  • Secure your house inside and out. Repair or replace loose fence boards or gates before the big storm hits and earthquake-proof any tall furniture.
  • Familiarize your pet with a carrier or crate, as you may need to use one to transport your pet during an emergency. If you associate the crate or carrier with something positive (i.e. trips to the dog park), your pet will be more comfortable when you need to use it.
  • Create your own “human” disaster prep kit. If you can’t help yourself, you won’t be able to help your pet. For ideas or more information, visit www.JUSTONETHING.org.
  •  Keep a short list of pet-friendly hotels where you live or where you plan to travel.  Some chains, including Motel 6, are “pet friendly.”

Please review our disaster supply list and see how ICAC is prepared to help displaced pets in Ingham County.

Keep Emergency Checklist:

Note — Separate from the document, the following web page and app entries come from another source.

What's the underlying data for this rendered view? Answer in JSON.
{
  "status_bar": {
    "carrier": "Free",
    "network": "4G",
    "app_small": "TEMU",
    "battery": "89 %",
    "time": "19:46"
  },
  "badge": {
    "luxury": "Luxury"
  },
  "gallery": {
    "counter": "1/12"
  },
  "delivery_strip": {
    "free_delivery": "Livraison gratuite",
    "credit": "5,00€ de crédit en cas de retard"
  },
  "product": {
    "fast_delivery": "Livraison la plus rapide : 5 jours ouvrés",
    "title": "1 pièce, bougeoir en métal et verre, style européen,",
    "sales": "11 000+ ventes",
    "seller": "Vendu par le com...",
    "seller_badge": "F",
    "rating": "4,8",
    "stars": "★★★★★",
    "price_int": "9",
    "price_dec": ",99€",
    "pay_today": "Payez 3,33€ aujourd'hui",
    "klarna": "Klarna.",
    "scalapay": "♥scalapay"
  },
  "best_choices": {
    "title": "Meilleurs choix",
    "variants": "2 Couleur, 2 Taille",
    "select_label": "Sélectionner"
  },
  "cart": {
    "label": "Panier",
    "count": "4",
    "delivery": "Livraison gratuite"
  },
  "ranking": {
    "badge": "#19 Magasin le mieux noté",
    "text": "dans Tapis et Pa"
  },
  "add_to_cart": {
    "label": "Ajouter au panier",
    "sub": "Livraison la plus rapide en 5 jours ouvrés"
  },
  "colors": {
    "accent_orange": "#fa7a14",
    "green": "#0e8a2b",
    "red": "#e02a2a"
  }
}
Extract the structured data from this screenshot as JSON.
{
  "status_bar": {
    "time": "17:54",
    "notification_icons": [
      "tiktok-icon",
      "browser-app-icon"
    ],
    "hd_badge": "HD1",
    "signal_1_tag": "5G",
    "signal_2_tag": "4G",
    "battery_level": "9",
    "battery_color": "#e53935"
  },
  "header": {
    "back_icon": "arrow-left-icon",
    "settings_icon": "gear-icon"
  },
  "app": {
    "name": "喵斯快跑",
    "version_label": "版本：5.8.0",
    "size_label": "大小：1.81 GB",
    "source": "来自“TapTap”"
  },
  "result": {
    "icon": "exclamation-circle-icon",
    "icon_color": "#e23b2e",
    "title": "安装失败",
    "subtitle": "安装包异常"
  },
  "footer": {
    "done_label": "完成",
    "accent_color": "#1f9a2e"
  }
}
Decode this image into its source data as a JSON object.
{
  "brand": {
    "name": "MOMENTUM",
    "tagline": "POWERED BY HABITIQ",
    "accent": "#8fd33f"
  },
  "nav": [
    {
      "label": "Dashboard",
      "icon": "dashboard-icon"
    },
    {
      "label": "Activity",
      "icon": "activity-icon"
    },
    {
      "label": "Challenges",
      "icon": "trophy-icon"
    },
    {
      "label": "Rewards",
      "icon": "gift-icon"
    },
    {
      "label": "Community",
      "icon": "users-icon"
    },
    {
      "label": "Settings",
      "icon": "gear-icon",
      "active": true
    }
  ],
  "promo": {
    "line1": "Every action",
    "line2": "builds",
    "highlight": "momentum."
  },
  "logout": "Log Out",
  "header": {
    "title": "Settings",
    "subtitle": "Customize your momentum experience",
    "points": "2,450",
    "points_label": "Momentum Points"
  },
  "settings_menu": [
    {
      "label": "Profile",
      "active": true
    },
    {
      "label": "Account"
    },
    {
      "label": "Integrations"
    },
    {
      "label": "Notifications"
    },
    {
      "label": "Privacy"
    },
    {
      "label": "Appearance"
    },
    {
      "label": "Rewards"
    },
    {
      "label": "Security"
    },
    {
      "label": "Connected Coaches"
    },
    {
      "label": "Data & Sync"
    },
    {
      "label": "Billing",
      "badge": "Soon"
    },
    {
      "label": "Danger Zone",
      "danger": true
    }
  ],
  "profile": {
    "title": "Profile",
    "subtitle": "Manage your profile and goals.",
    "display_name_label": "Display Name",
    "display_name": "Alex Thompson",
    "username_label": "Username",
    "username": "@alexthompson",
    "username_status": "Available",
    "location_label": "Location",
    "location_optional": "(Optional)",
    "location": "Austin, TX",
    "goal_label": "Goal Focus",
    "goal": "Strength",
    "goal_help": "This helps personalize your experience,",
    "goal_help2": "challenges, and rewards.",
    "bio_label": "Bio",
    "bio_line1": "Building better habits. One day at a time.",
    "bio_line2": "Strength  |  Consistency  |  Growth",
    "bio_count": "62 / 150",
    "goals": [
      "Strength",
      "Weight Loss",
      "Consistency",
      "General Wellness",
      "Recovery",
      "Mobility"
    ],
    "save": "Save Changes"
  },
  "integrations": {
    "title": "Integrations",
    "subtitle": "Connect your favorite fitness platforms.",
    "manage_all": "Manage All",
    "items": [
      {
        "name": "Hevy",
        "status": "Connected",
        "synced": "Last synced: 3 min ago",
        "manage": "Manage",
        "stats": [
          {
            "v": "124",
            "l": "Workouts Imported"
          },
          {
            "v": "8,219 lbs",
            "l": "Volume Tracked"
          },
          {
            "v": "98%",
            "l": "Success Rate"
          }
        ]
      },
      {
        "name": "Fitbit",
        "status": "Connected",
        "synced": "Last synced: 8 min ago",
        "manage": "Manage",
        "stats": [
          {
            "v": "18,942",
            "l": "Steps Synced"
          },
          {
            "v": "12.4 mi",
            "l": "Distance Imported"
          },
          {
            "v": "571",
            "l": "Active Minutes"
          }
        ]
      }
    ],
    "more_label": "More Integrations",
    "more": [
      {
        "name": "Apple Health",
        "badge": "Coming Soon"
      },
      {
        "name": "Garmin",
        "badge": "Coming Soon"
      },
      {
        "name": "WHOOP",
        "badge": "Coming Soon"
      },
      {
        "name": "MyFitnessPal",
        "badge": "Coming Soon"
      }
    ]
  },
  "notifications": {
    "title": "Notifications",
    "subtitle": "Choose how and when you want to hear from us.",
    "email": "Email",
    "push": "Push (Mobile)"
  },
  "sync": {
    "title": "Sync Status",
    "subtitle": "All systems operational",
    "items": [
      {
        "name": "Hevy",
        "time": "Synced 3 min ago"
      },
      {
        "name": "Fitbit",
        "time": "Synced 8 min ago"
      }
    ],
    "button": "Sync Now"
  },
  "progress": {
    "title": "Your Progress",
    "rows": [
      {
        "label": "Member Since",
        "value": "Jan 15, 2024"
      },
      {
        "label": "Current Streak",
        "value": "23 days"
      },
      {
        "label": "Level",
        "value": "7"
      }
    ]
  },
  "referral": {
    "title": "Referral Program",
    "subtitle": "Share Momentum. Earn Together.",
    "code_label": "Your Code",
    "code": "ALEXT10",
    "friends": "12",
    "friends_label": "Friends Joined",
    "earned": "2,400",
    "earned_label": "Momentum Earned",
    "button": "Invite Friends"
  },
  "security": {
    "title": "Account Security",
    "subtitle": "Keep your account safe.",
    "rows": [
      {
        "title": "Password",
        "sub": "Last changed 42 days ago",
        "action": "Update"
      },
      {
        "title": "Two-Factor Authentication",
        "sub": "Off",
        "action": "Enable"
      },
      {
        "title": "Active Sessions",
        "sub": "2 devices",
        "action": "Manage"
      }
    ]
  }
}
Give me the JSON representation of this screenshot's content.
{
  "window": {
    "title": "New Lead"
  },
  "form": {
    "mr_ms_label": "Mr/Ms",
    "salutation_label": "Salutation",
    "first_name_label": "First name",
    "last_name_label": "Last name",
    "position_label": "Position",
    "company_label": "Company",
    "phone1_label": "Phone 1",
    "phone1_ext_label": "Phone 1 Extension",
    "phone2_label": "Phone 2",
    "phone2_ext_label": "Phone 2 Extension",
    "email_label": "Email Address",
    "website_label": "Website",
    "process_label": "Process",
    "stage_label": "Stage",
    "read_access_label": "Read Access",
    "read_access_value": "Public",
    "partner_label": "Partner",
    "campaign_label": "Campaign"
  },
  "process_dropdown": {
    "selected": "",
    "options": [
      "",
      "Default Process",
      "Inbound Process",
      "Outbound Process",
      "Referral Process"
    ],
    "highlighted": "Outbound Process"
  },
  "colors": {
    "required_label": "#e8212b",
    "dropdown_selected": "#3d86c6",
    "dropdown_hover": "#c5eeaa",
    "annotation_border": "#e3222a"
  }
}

  • first-aid book
  • adhesive tape
  • tweezers
  • hydrogen peroxide
  • gauze bandages and pads
  • cotton swabs
  • scissors
  • antibiotic ointment
  • plastic pet carrier/crate
  • leash
  • one-week supply of pet food
  • can opener
  • water
  • any/all regular medications
  • bowls for food & water
  • blanket/bedding and towel
  • plastic bags for waste disposal
  • pet’s favorite treats (to entice when scared/stressed)
  • disinfectants
  • newspapers/paper towels
  • comb/brush
  • litter (for cats)

Your pet’s first-aid kit should include:

  • Unvaccinated pets are at risk for contracting diseases when housed with other animals
  • Keep address/phone numbers of Emergency Clinics and pet-friendly hotels
  • Visit ICAC or your local shelter as soon as you and your pet are separated
  • When cats are caught up in disasters (i.e. a FLOOD) they tend to hide, while dogs see an open door, or broken fence and flee

Ingham County Animal Control
600 Curtis St. Mason, MI 48854
517 676-8370 
Fax 517 676-8380 

Capital Area Human Society
Grand River Blvd, Lansing MI
517 626-6060   www.cahs-lansing.org/

Eaton County Animal Control     517-543-7555                      
Clinton County Animal Control  989-224-5116
Shiawassee  County                    989-743-2406
Jackson County                           517-788-4464